Develop a segmentation plan that uses meaningful factors to divide your list into relevant segments like these:
- Best customers
- Newest customers
- Customers who buy only on sale
- Customers who open every email but never buy
- Customers who buy at full price
- Customers who buy only at holidays
- Recently attrited customers
- Long-term attrited
Have your CRM group pre-run these lists. During the holiday, find ways to use them and differentiate the messaging, even if you just make small changes. Then have these lists updated weekly as an automation on their side.
Differentiation in messaging and strategy make smarter marketing. You can make money just by running the same old plays. But this year, making money isn’t enough.
You have to blow it out of the park this year. Run it back from the 1-yard line. Score a hat trick, and then score another one. You have to do great so you can make up lost ground or go in strong in what could be another rocky year in 2021.
3. Take time for yourself every day
In the old days (BC – before COVID), we could lock the office door, hide in the bathroom or go for a long walk to get away from the phone, the boss, the colleague who loved to hang around and shoot the breeze.
Now we’re at home, at the mercy of the impromptu Zoom invite while trying to work and maybe managing kids, schoolwork or taking the dog out – again.
In my retail days, I was pulling 16-hour days from before Black Friday to the shipping-cutoff day deep in December. I was burned out. And that can lead to bad things.
You can’t make good decisions when you’re living in chaos. Shared calendars, perpetual Google or SharePoint alerts, the tyranny of the always-on Slack channel – these steal the quiet moments you need to recharge, relax and get your thoughts together.
Take control with technology: Use it to beat those high-tech time thieves. You have a shared calendar or online scheduler? Block off an hour here and there. Set your Slack status as “Away” and pause notifications. Turn on “Do Not Disturb” on your computer. Lock your phone in a door or take off your smartwatch.

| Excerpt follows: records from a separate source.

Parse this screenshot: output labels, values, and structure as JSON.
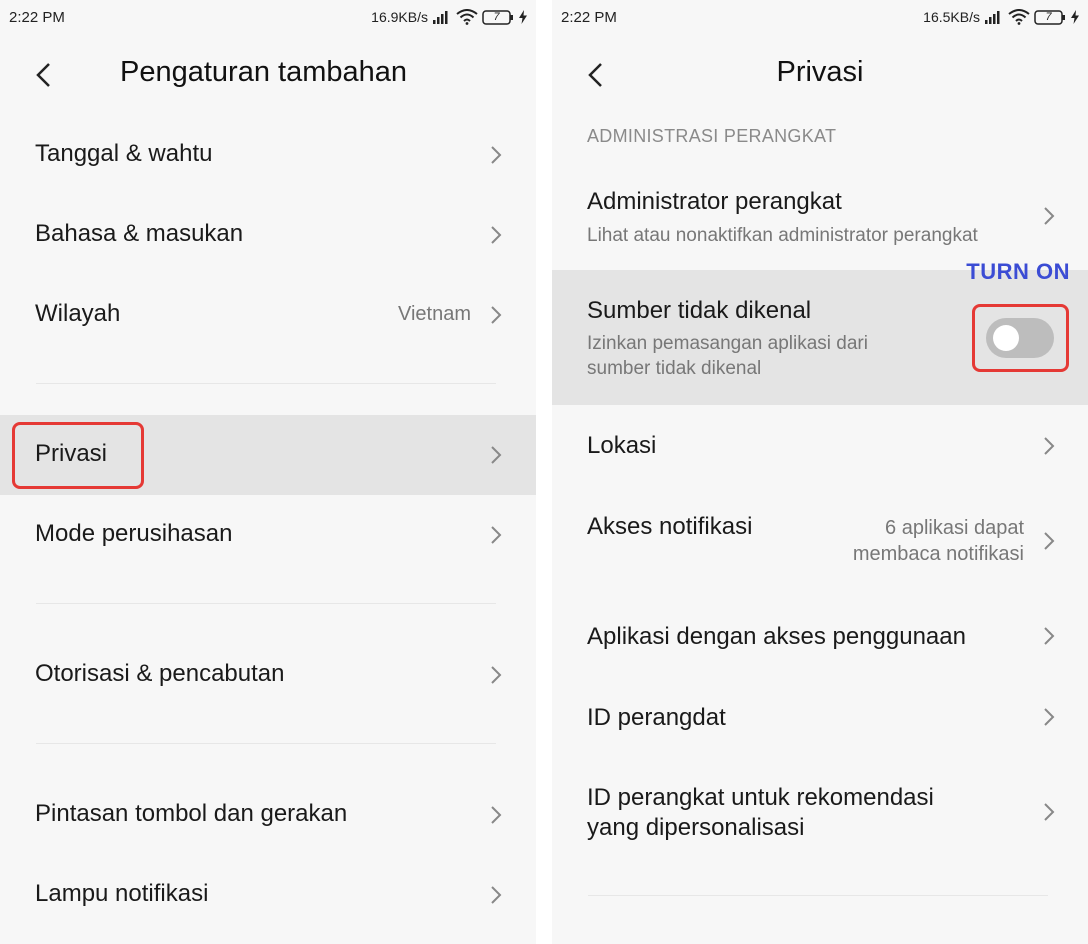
{
  "left_screen": {
    "status": {
      "time": "2:22 PM",
      "speed": "16.9KB/s",
      "battery": "7"
    },
    "title": "Pengaturan tambahan",
    "items": [
      {
        "label": "Tanggal & wahtu"
      },
      {
        "label": "Bahasa & masukan"
      },
      {
        "label": "Wilayah",
        "value": "Vietnam"
      },
      {
        "label": "Privasi"
      },
      {
        "label": "Mode perusihasan"
      },
      {
        "label": "Otorisasi & pencabutan"
      },
      {
        "label": "Pintasan tombol dan gerakan"
      },
      {
        "label": "Lampu notifikasi"
      }
    ]
  },
  "right_screen": {
    "status": {
      "time": "2:22 PM",
      "speed": "16.5KB/s",
      "battery": "7"
    },
    "title": "Privasi",
    "section_header": "ADMINISTRASI PERANGKAT",
    "annotation": "TURN ON",
    "items": [
      {
        "label": "Administrator perangkat",
        "subtitle": "Lihat atau nonaktifkan administrator perangkat"
      },
      {
        "label": "Sumber tidak dikenal",
        "subtitle_line1": "Izinkan pemasangan aplikasi dari",
        "subtitle_line2": "sumber tidak dikenal",
        "toggle_on": false
      },
      {
        "label": "Lokasi"
      },
      {
        "label": "Akses notifikasi",
        "value_line1": "6 aplikasi dapat",
        "value_line2": "membaca notifikasi"
      },
      {
        "label": "Aplikasi dengan akses penggunaan"
      },
      {
        "label": "ID perangdat"
      },
      {
        "label_line1": "ID perangkat untuk rekomendasi",
        "label_line2": "yang dipersonalisasi"
      }
    ]
  },
  "colors": {
    "highlight": "#e53935",
    "annotation": "#3b4cd4",
    "selected_row": "#e4e4e4",
    "toggle_off": "#bdbdbd"
  },
  "icons": [
    "back-arrow-icon",
    "chevron-right-icon",
    "signal-icon",
    "wifi-icon",
    "battery-icon",
    "charging-icon"
  ]
}
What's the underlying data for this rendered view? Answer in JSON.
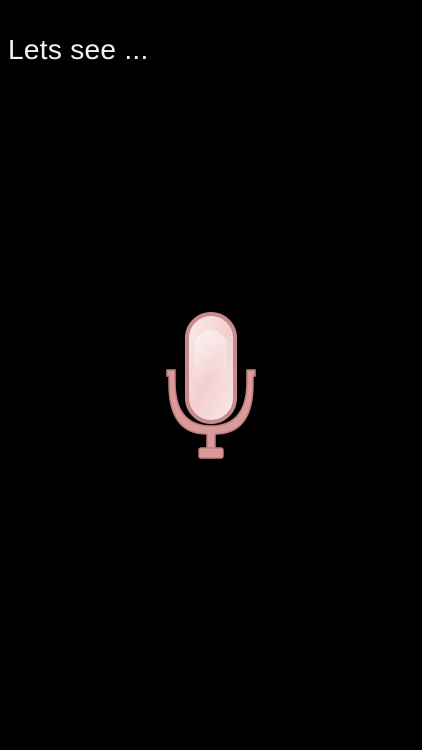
{
  "status": {
    "text": "Lets see ..."
  },
  "mic": {
    "icon": "microphone-icon",
    "fill_color": "#f8dcdc",
    "stroke_color": "#c98a8a"
  },
  "colors": {
    "background": "#000000",
    "text": "#f2f2f2"
  }
}
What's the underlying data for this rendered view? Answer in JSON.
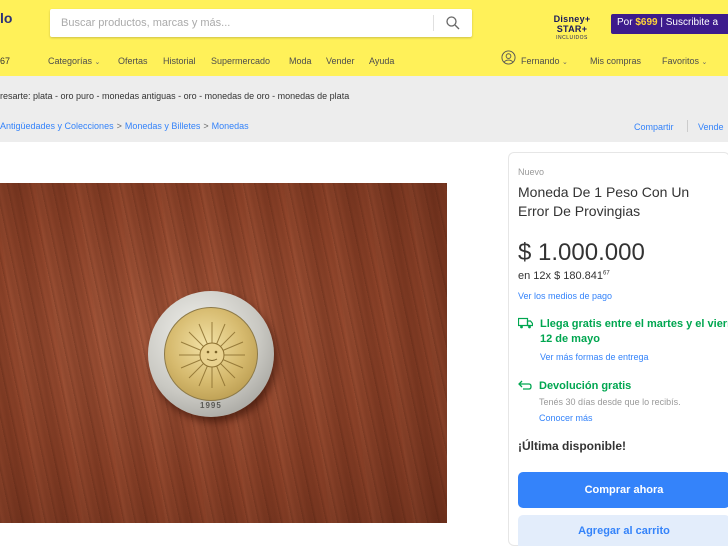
{
  "header": {
    "logo_fragment": "lo",
    "zip_fragment": "67",
    "search_placeholder": "Buscar productos, marcas y más...",
    "disney_promo": {
      "brand": "Disney+ STAR+",
      "note": "INCLUIDOS"
    },
    "subscription_promo": {
      "prefix": "Por",
      "price": "$699",
      "suffix": "Suscribite a"
    },
    "nav": [
      {
        "label": "Categorías",
        "has_dropdown": true
      },
      {
        "label": "Ofertas"
      },
      {
        "label": "Historial"
      },
      {
        "label": "Supermercado"
      },
      {
        "label": "Moda"
      },
      {
        "label": "Vender"
      },
      {
        "label": "Ayuda"
      }
    ],
    "account": {
      "user_name": "Fernando",
      "purchases": "Mis compras",
      "favorites": "Favoritos"
    }
  },
  "related_searches": "resarte: plata - oro puro - monedas antiguas - oro - monedas de oro - monedas de plata",
  "breadcrumb": [
    "Antigüedades y Colecciones",
    "Monedas y Billetes",
    "Monedas"
  ],
  "actions": {
    "share": "Compartir",
    "sell_one": "Vende"
  },
  "product": {
    "photo_alt_year": "1995",
    "condition": "Nuevo",
    "title": "Moneda De 1 Peso Con Un Error De Provingias",
    "price": "$ 1.000.000",
    "installments_prefix": "en 12x $ 180.841",
    "installments_cents": "67",
    "payment_methods_link": "Ver los medios de pago",
    "shipping": {
      "line1": "Llega gratis entre el martes y el viern",
      "line2": "12 de mayo",
      "more_link": "Ver más formas de entrega"
    },
    "returns": {
      "title": "Devolución gratis",
      "subtitle": "Tenés 30 días desde que lo recibís.",
      "more_link": "Conocer más"
    },
    "stock_note": "¡Última disponible!",
    "buy_button": "Comprar ahora",
    "cart_button": "Agregar al carrito"
  },
  "colors": {
    "header_bg": "#fff159",
    "link": "#3483fa",
    "success": "#00a650",
    "promo_bg": "#3d1b8c",
    "page_bg": "#ededed"
  }
}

What to do? Watch an episode of “SpongeBob Square Pants.” (Trust me on this.) Hug your kid or help with homework. Unplug, let yourself enjoy the quiet, and then plug yourself in again. Rebooting works wonders for your modem. Imagine what it can do for your sanity.
Wrapping up: Avengers, assemble!

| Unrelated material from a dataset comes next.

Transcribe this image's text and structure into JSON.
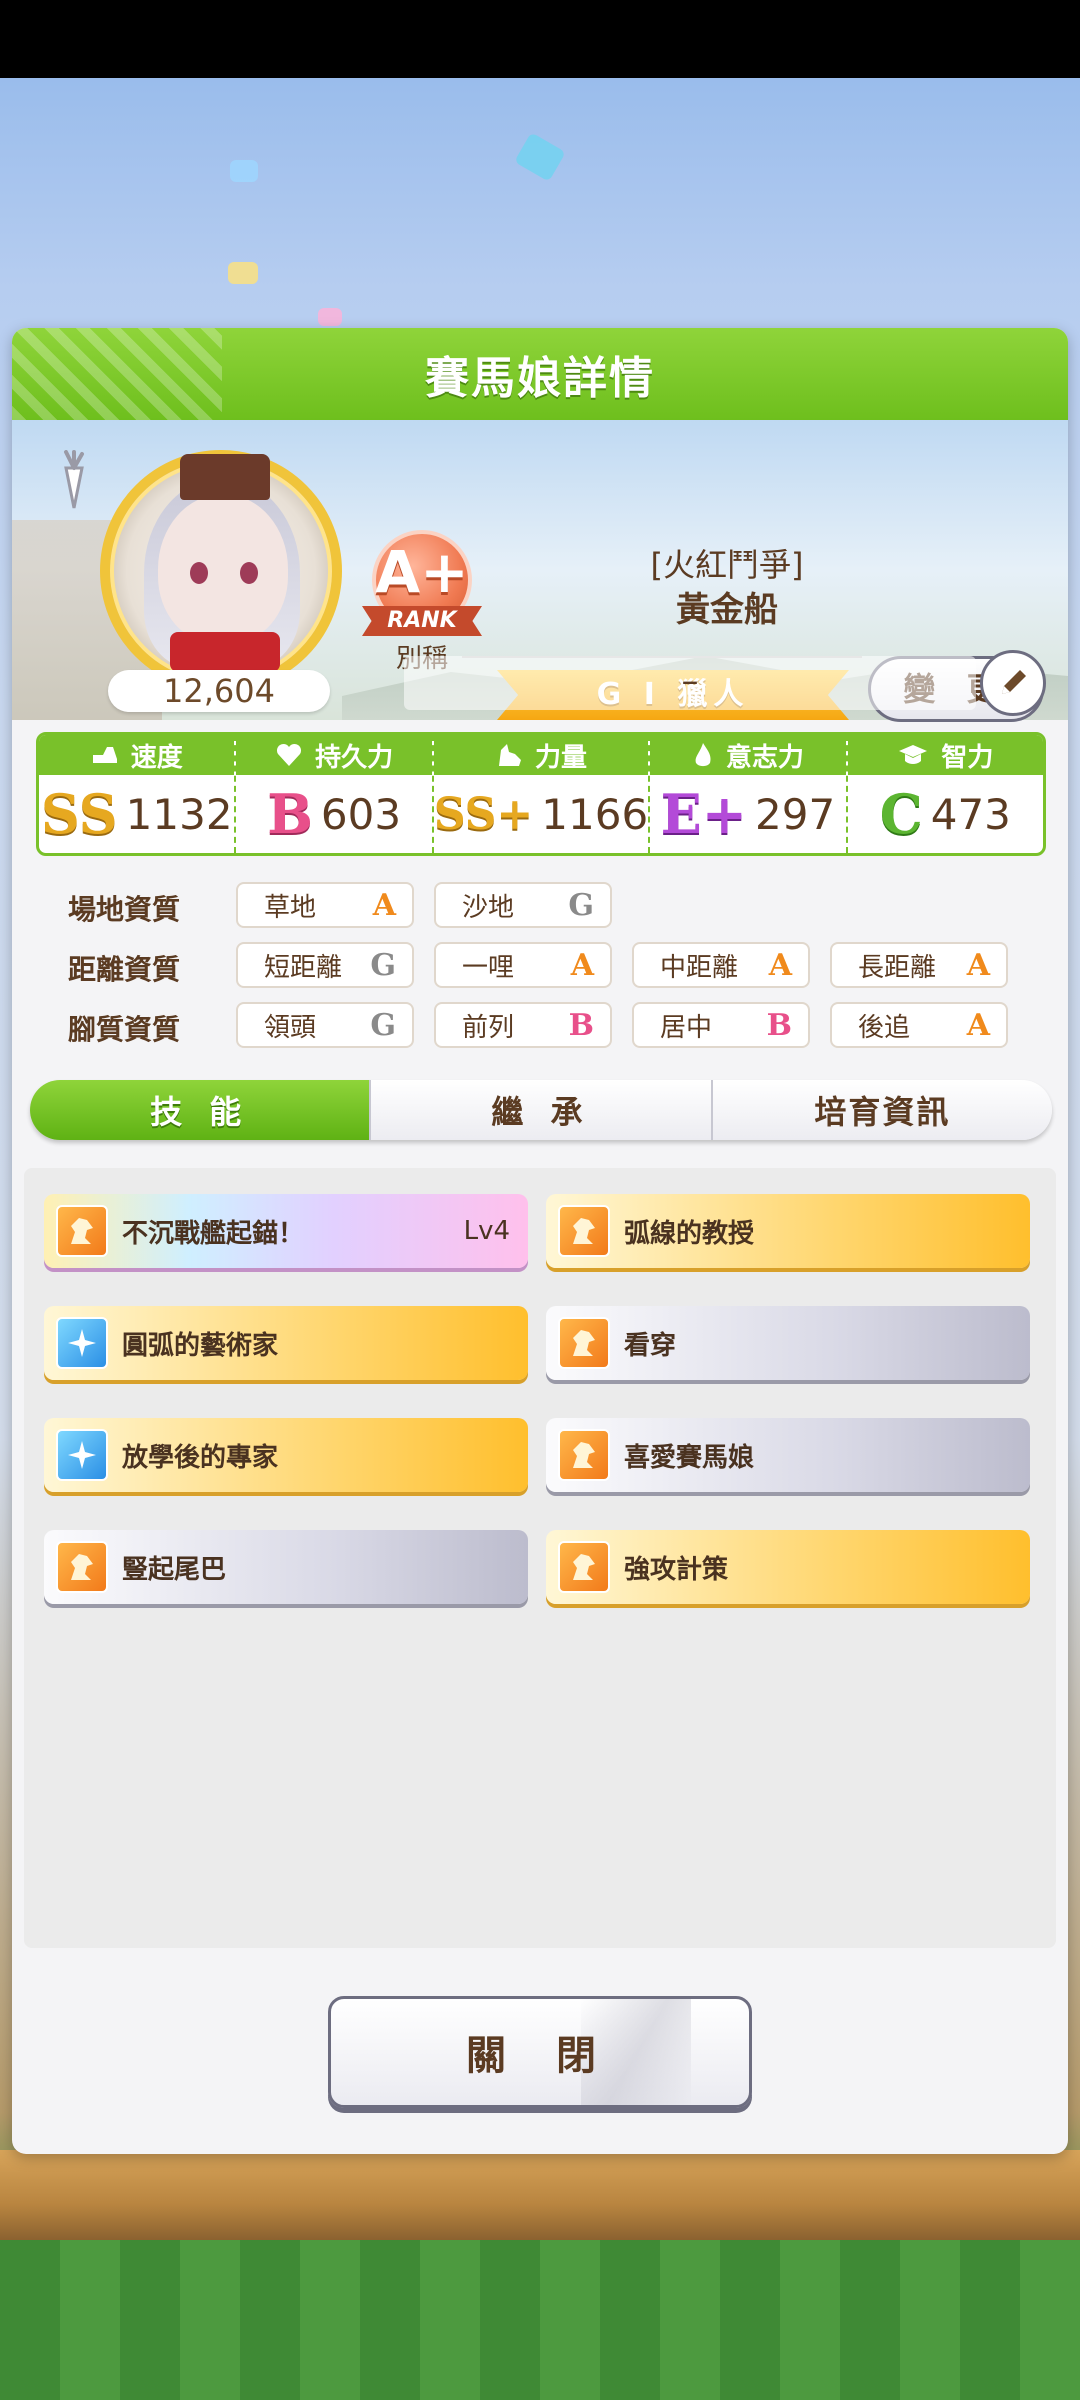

Last year I sympathized with marketer friends who were going through the kind of holiday stress I left behind when I moved from retail email to agency and vendor marketing. So I wrote a column that was more like a motivational speech than a marketing advice column.
It’s more pertinent than ever now that this year – this quarter – is one of the most challenging for marketers everywhere. I can’t give you a medal that says, “I survived Marketing 2020,” so please accept this instead.
Realize, too, that you aren’t alone, and your teammates are probably dealing with the same stress levels. The office Christmas party might be off for now. When we can safely gather together, take the team out for drinks, lunch or dinner to celebrate surviving yet another year…the year of all years. This will be the one we talk about for years to come.
Do your best. Try something new. Make time for yourself. Ask for help. As Captain America says, “Avengers, assemble!”
Opinions expressed in this article are those of the guest author and not necessarily Marketing Land. Staff authors are listed here.